Website and app data records:

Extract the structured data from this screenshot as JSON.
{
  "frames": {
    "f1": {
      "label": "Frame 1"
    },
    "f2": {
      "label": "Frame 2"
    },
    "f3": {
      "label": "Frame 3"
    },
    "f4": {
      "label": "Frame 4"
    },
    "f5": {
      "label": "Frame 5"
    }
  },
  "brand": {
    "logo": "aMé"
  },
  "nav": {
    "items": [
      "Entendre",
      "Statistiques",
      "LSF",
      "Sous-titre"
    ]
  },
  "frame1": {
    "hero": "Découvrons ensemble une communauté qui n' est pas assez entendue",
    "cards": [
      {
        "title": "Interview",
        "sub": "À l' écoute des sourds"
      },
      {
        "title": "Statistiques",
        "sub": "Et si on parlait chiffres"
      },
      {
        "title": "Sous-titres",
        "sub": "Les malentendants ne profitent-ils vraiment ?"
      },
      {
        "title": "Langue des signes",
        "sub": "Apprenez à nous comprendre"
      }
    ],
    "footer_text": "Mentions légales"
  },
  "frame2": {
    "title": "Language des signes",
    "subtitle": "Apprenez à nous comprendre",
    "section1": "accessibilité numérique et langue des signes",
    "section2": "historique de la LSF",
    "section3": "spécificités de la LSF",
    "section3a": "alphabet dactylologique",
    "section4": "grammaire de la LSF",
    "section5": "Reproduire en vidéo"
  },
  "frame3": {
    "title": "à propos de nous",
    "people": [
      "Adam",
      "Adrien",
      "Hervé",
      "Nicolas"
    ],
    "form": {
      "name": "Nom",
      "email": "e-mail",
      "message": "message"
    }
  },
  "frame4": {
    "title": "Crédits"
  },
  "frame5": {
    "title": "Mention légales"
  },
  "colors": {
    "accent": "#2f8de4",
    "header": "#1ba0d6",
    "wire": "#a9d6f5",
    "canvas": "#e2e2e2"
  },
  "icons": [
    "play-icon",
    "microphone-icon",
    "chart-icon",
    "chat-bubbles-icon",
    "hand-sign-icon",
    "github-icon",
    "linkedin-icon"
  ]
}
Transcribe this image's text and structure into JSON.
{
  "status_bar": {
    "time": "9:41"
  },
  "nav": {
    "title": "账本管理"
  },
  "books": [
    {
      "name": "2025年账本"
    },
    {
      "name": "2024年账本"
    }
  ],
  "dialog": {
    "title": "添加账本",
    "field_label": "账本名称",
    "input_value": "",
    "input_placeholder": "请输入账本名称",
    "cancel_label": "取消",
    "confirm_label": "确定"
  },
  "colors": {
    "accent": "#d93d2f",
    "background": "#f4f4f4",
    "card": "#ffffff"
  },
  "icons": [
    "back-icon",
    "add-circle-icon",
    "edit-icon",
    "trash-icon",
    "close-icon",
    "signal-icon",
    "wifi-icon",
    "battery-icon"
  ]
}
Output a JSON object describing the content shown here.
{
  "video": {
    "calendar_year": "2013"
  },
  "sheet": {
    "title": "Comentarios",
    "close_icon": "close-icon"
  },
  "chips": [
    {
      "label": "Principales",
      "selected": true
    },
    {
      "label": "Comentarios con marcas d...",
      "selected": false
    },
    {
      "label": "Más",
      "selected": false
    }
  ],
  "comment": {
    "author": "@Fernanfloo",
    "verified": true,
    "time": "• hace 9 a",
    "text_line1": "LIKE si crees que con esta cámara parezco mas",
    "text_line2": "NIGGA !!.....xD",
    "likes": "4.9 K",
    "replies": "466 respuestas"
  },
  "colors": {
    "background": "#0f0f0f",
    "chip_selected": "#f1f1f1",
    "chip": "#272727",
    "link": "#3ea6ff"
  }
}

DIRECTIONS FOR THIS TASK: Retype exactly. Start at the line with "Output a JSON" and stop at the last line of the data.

EXERCISE RESPONSE:
Output a JSON object describing the content shown here.
{
  "video": {
    "calendar_year": "2013"
  },
  "sheet": {
    "title": "Comentarios",
    "close_icon": "close-icon"
  },
  "chips": [
    {
      "label": "Principales",
      "selected": true
    },
    {
      "label": "Comentarios con marcas d...",
      "selected": false
    },
    {
      "label": "Más",
      "selected": false
    }
  ],
  "comment": {
    "author": "@Fernanfloo",
    "verified": true,
    "time": "• hace 9 a",
    "text_line1": "LIKE si crees que con esta cámara parezco mas",
    "text_line2": "NIGGA !!.....xD",
    "likes": "4.9 K",
    "replies": "466 respuestas"
  },
  "colors": {
    "background": "#0f0f0f",
    "chip_selected": "#f1f1f1",
    "chip": "#272727",
    "link": "#3ea6ff"
  }
}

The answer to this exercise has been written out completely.